**Saved entries:**
* * *
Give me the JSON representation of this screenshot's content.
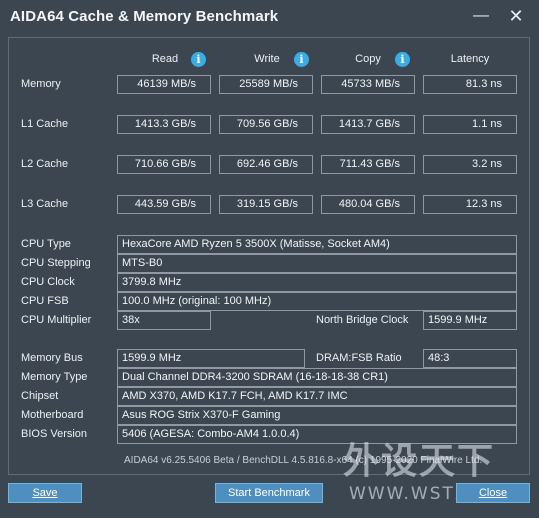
{
  "window": {
    "title": "AIDA64 Cache & Memory Benchmark",
    "minimize_glyph": "—",
    "close_glyph": "✕"
  },
  "columns": {
    "read": "Read",
    "write": "Write",
    "copy": "Copy",
    "latency": "Latency",
    "info_glyph": "i"
  },
  "rows": {
    "memory": {
      "label": "Memory",
      "read": "46139 MB/s",
      "write": "25589 MB/s",
      "copy": "45733 MB/s",
      "latency": "81.3 ns"
    },
    "l1": {
      "label": "L1 Cache",
      "read": "1413.3 GB/s",
      "write": "709.56 GB/s",
      "copy": "1413.7 GB/s",
      "latency": "1.1 ns"
    },
    "l2": {
      "label": "L2 Cache",
      "read": "710.66 GB/s",
      "write": "692.46 GB/s",
      "copy": "711.43 GB/s",
      "latency": "3.2 ns"
    },
    "l3": {
      "label": "L3 Cache",
      "read": "443.59 GB/s",
      "write": "319.15 GB/s",
      "copy": "480.04 GB/s",
      "latency": "12.3 ns"
    }
  },
  "cpu": {
    "type_label": "CPU Type",
    "type_value": "HexaCore AMD Ryzen 5 3500X  (Matisse, Socket AM4)",
    "stepping_label": "CPU Stepping",
    "stepping_value": "MTS-B0",
    "clock_label": "CPU Clock",
    "clock_value": "3799.8 MHz",
    "fsb_label": "CPU FSB",
    "fsb_value": "100.0 MHz  (original: 100 MHz)",
    "multiplier_label": "CPU Multiplier",
    "multiplier_value": "38x",
    "nb_clock_label": "North Bridge Clock",
    "nb_clock_value": "1599.9 MHz"
  },
  "memory_info": {
    "bus_label": "Memory Bus",
    "bus_value": "1599.9 MHz",
    "ratio_label": "DRAM:FSB Ratio",
    "ratio_value": "48:3",
    "type_label": "Memory Type",
    "type_value": "Dual Channel DDR4-3200 SDRAM  (16-18-18-38 CR1)",
    "chipset_label": "Chipset",
    "chipset_value": "AMD X370, AMD K17.7 FCH, AMD K17.7 IMC",
    "motherboard_label": "Motherboard",
    "motherboard_value": "Asus ROG Strix X370-F Gaming",
    "bios_label": "BIOS Version",
    "bios_value": "5406  (AGESA: Combo-AM4 1.0.0.4)"
  },
  "footer": {
    "version_text": "AIDA64 v6.25.5406 Beta / BenchDLL 4.5.816.8-x64  (c) 1995-2020 FinalWire Ltd."
  },
  "buttons": {
    "save": "Save",
    "start": "Start Benchmark",
    "close": "Close"
  },
  "watermark": {
    "cn": "外设天下",
    "url": "WWW.WSTX.COM"
  }
}
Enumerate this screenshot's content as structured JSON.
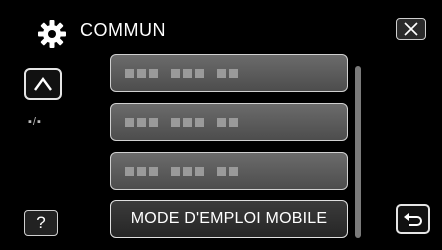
{
  "header": {
    "title": "COMMUN",
    "gear_icon": "gear-icon",
    "close_icon": "close-icon"
  },
  "nav": {
    "up_icon": "chevron-up-icon",
    "page_indicator": "▪/▪"
  },
  "menu": {
    "items": [
      {
        "label": ""
      },
      {
        "label": ""
      },
      {
        "label": ""
      },
      {
        "label": "MODE D'EMPLOI MOBILE"
      }
    ]
  },
  "footer": {
    "help_label": "?",
    "back_icon": "return-arrow-icon"
  },
  "colors": {
    "background": "#000000",
    "button_gradient_top": "#6b6b6b",
    "button_gradient_bottom": "#4d4d4d",
    "button_border": "#d0d0d0"
  }
}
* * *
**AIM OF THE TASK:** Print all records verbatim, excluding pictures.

**SOLUTION:**
Give me the JSON representation of this screenshot's content.
{
  "window": {
    "title": "AIDA64 Cache & Memory Benchmark",
    "minimize_glyph": "—",
    "close_glyph": "✕"
  },
  "columns": {
    "read": "Read",
    "write": "Write",
    "copy": "Copy",
    "latency": "Latency",
    "info_glyph": "i"
  },
  "rows": {
    "memory": {
      "label": "Memory",
      "read": "46139 MB/s",
      "write": "25589 MB/s",
      "copy": "45733 MB/s",
      "latency": "81.3 ns"
    },
    "l1": {
      "label": "L1 Cache",
      "read": "1413.3 GB/s",
      "write": "709.56 GB/s",
      "copy": "1413.7 GB/s",
      "latency": "1.1 ns"
    },
    "l2": {
      "label": "L2 Cache",
      "read": "710.66 GB/s",
      "write": "692.46 GB/s",
      "copy": "711.43 GB/s",
      "latency": "3.2 ns"
    },
    "l3": {
      "label": "L3 Cache",
      "read": "443.59 GB/s",
      "write": "319.15 GB/s",
      "copy": "480.04 GB/s",
      "latency": "12.3 ns"
    }
  },
  "cpu": {
    "type_label": "CPU Type",
    "type_value": "HexaCore AMD Ryzen 5 3500X  (Matisse, Socket AM4)",
    "stepping_label": "CPU Stepping",
    "stepping_value": "MTS-B0",
    "clock_label": "CPU Clock",
    "clock_value": "3799.8 MHz",
    "fsb_label": "CPU FSB",
    "fsb_value": "100.0 MHz  (original: 100 MHz)",
    "multiplier_label": "CPU Multiplier",
    "multiplier_value": "38x",
    "nb_clock_label": "North Bridge Clock",
    "nb_clock_value": "1599.9 MHz"
  },
  "memory_info": {
    "bus_label": "Memory Bus",
    "bus_value": "1599.9 MHz",
    "ratio_label": "DRAM:FSB Ratio",
    "ratio_value": "48:3",
    "type_label": "Memory Type",
    "type_value": "Dual Channel DDR4-3200 SDRAM  (16-18-18-38 CR1)",
    "chipset_label": "Chipset",
    "chipset_value": "AMD X370, AMD K17.7 FCH, AMD K17.7 IMC",
    "motherboard_label": "Motherboard",
    "motherboard_value": "Asus ROG Strix X370-F Gaming",
    "bios_label": "BIOS Version",
    "bios_value": "5406  (AGESA: Combo-AM4 1.0.0.4)"
  },
  "footer": {
    "version_text": "AIDA64 v6.25.5406 Beta / BenchDLL 4.5.816.8-x64  (c) 1995-2020 FinalWire Ltd."
  },
  "buttons": {
    "save": "Save",
    "start": "Start Benchmark",
    "close": "Close"
  },
  "watermark": {
    "cn": "外设天下",
    "url": "WWW.WSTX.COM"
  }
}
Enumerate this screenshot's content as structured JSON.
{
  "header": {
    "title": "COMMUN",
    "gear_icon": "gear-icon",
    "close_icon": "close-icon"
  },
  "nav": {
    "up_icon": "chevron-up-icon",
    "page_indicator": "▪/▪"
  },
  "menu": {
    "items": [
      {
        "label": ""
      },
      {
        "label": ""
      },
      {
        "label": ""
      },
      {
        "label": "MODE D'EMPLOI MOBILE"
      }
    ]
  },
  "footer": {
    "help_label": "?",
    "back_icon": "return-arrow-icon"
  },
  "colors": {
    "background": "#000000",
    "button_gradient_top": "#6b6b6b",
    "button_gradient_bottom": "#4d4d4d",
    "button_border": "#d0d0d0"
  }
}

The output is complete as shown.